#### EXERCISE OBJECTIVE:
Anywhere the string "value" shows up in the listing below, copy the line it is in.

** Opening RECORDS TO PROCESS block **

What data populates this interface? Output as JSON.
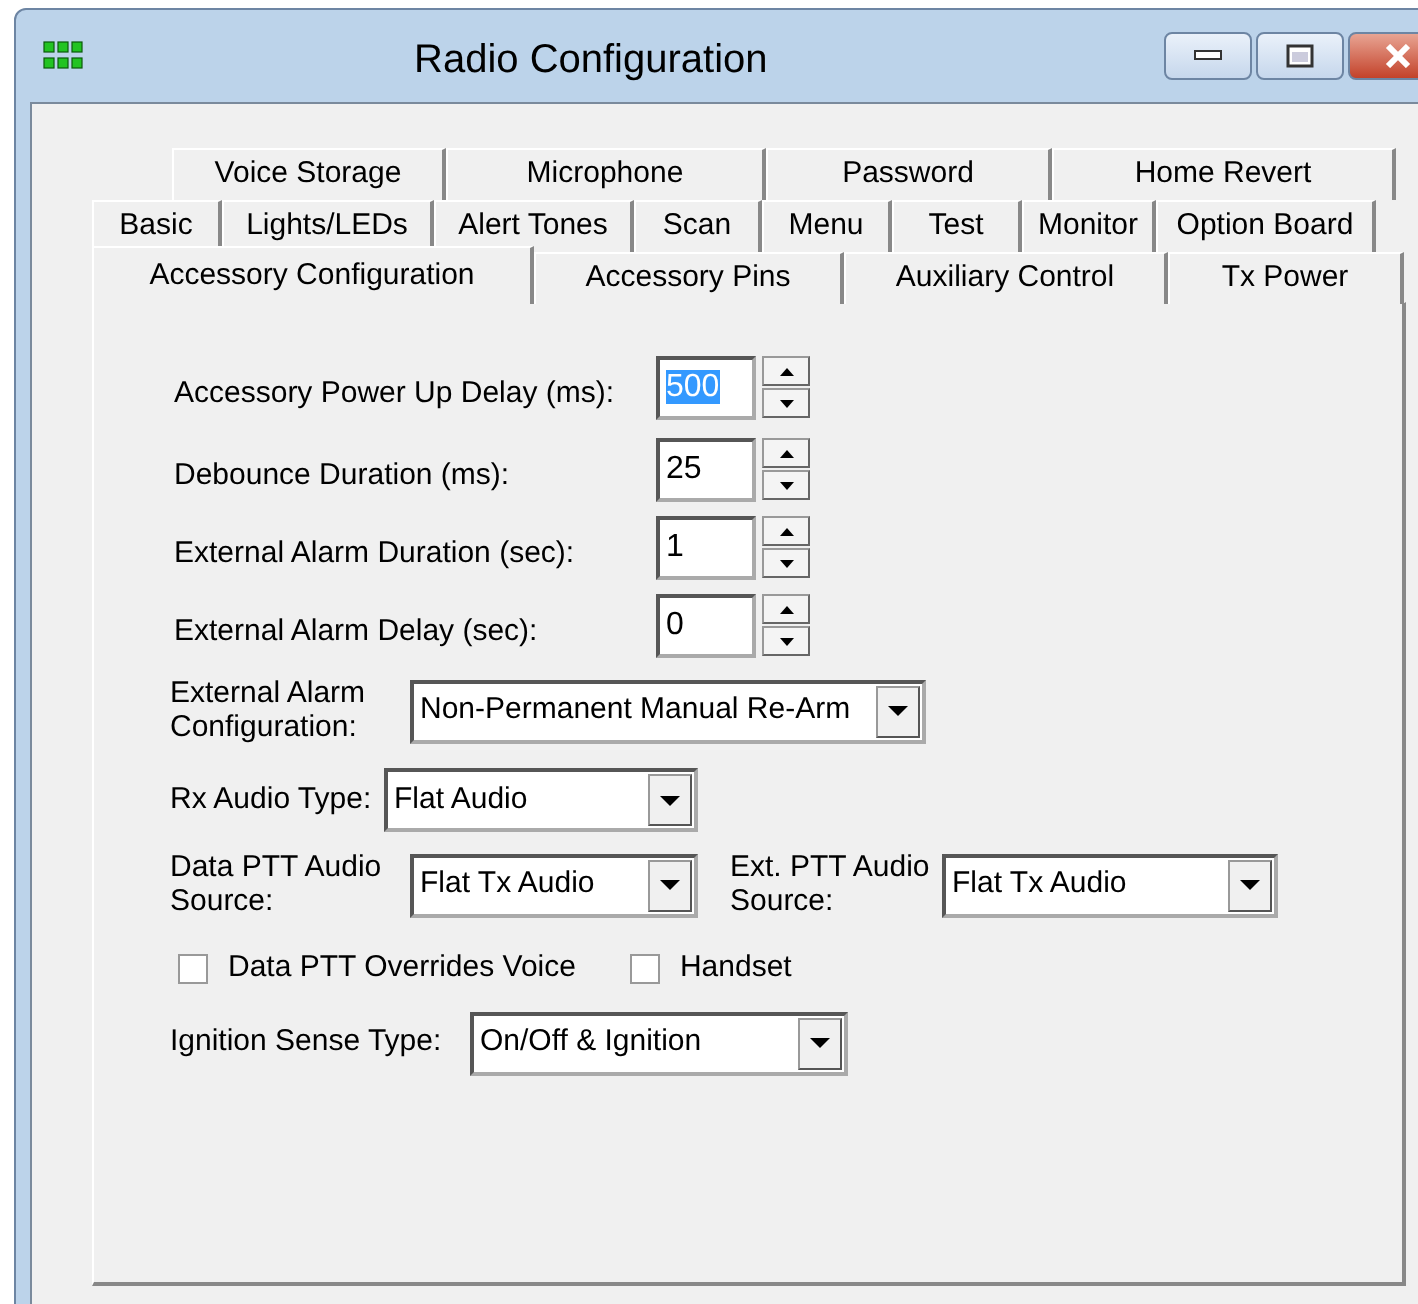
{
  "window": {
    "title": "Radio Configuration"
  },
  "tab_rows": [
    [
      {
        "label": "Voice Storage",
        "selected": false
      },
      {
        "label": "Microphone",
        "selected": false
      },
      {
        "label": "Password",
        "selected": false
      },
      {
        "label": "Home Revert",
        "selected": false
      }
    ],
    [
      {
        "label": "Basic",
        "selected": false
      },
      {
        "label": "Lights/LEDs",
        "selected": false
      },
      {
        "label": "Alert Tones",
        "selected": false
      },
      {
        "label": "Scan",
        "selected": false
      },
      {
        "label": "Menu",
        "selected": false
      },
      {
        "label": "Test",
        "selected": false
      },
      {
        "label": "Monitor",
        "selected": false
      },
      {
        "label": "Option Board",
        "selected": false
      }
    ],
    [
      {
        "label": "Accessory Configuration",
        "selected": true
      },
      {
        "label": "Accessory Pins",
        "selected": false
      },
      {
        "label": "Auxiliary Control",
        "selected": false
      },
      {
        "label": "Tx Power",
        "selected": false
      }
    ]
  ],
  "spinners": [
    {
      "label": "Accessory Power Up Delay (ms):",
      "value": "500",
      "text_selected": true
    },
    {
      "label": "Debounce Duration (ms):",
      "value": "25",
      "text_selected": false
    },
    {
      "label": "External Alarm Duration (sec):",
      "value": "1",
      "text_selected": false
    },
    {
      "label": "External Alarm Delay (sec):",
      "value": "0",
      "text_selected": false
    }
  ],
  "external_alarm_configuration": {
    "label": "External Alarm Configuration:",
    "value": "Non-Permanent Manual Re-Arm"
  },
  "rx_audio_type": {
    "label": "Rx Audio Type:",
    "value": "Flat Audio"
  },
  "data_ptt_audio_source": {
    "label": "Data PTT Audio Source:",
    "value": "Flat Tx Audio"
  },
  "ext_ptt_audio_source": {
    "label": "Ext. PTT Audio Source:",
    "value": "Flat Tx Audio"
  },
  "checkboxes": [
    {
      "label": "Data PTT Overrides Voice",
      "checked": false
    },
    {
      "label": "Handset",
      "checked": false
    }
  ],
  "ignition_sense_type": {
    "label": "Ignition Sense Type:",
    "value": "On/Off & Ignition"
  }
}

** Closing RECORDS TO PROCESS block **

#### SOLUTION FOR THIS TASK:
      "value": "500",
      "value": "25",
      "value": "1",
      "value": "0",
    "value": "Non-Permanent Manual Re-Arm"
    "value": "Flat Audio"
    "value": "Flat Tx Audio"
    "value": "Flat Tx Audio"
    "value": "On/Off & Ignition"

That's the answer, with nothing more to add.